High Court Rules That Parliament Must Vote on Brexit
On 3rd November, the High Court ruled that Parliament must vote on whether the government can begin the process of leaving the EU. This means that the government cannot trigger Article 50 of the Lisbon Treaty—the mechanism needed to initiate formal exit negotiations with the EU—without involving MPs and peers.
Prime Minister Theresa May has said that the referendum and the Crown Prerogative powers (the powers held by the monarch or by government ministers that may be used without the consent of the Commons or Lords) mean she does not need MP votes to invoke Article 50. However, the ruling states, ‘the Government does not have power under the Crown’s prerogative to give notice pursuant to Article 50 for the UK to withdraw from the European Union’.
With the power to decide the shape and direction of Brexit negotiations potentially now in the hands of Parliament, May’s established Brexit timeline to trigger Article 50 by the end of March 2017 has been momentarily stalled.
What Does This Mean for Brexit?
The government will appeal the decision to the Supreme Court, with a hearing scheduled for 7th-8th December. Unless the High Court’s ruling is overturned, the Brexit process will likely be subject to full Parliamentary control.
As a result of Brexit requiring Parliamentary approval, MPs would conceivably have the ability to introduce amendments to Brexit legislation or even block it entirely. However, in the interim, May intends to continue adhering to her original timeline.
Anti-Brexit campaigners hail the ruling as a victory toward more transparency and accountability to Parliament on the terms of Brexit, giving Parliament the opportunity to debate the issues surrounding Brexit. Meanwhile, pro-Brexit campaigners worry that this is the first step toward a diluted ‘half-Brexit’.

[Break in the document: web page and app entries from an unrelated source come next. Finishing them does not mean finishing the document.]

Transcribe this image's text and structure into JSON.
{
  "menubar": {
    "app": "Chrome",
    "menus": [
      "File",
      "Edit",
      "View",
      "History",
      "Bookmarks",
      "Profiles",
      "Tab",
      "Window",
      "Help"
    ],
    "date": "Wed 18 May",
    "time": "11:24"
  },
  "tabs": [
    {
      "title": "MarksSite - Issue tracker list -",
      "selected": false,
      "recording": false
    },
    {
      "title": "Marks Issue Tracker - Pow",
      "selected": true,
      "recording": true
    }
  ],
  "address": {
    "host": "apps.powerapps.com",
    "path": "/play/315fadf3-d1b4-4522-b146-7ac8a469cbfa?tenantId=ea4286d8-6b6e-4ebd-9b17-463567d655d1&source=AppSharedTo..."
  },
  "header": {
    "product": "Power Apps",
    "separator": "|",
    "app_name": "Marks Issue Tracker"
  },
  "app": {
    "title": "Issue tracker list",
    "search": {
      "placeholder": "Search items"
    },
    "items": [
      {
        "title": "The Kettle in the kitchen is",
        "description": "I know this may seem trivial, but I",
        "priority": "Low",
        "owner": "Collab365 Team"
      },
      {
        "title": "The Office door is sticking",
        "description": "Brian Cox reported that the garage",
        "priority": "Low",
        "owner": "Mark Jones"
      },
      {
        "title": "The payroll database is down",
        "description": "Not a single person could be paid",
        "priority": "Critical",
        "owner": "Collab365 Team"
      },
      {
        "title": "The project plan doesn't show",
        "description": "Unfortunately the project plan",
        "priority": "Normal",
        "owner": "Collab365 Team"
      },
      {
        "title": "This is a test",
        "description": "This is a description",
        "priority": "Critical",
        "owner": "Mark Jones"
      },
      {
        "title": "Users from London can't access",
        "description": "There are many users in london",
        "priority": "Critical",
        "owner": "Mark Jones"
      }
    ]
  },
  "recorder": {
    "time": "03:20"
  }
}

Regardless of the Supreme Court’s decision, employers should understand how Brexit affects their business and which final Brexit negotiations would be most ideal for their business.
How Does This Affect Me as an Employer?
No one is certain how Brexit will proceed until after the December hearing, but you can start understanding how a ‘hard’ Brexit (distant relationship with the EU) or a ‘soft’ Brexit (closer relationship with the EU) would impact your business by asking yourself the following:
• What aspects of EU membership are most important to my business?
• How much of my business comes from the EU, and how does Brexit affect my supply chain?
• If we lose freedom of movement within the EU, will that hurt my business?
• Does reduced EU legislation help or hurt my business?
• Which Brexit outcome is best for my business?
The content of this article is of general interest and is not intended to apply to specific circumstances. It does not purport to be a comprehensive analysis of all matters relevant to its subject matter. The content should not, therefore, be regarded as constituting legal advice and not be relied upon as such. In relation to any particular problem which they may have, readers are advised to seek specific advice. Further, the law may have changed since first publication and the reader is cautioned accordingly. © 2016 Zywave, Inc. All rights reserved.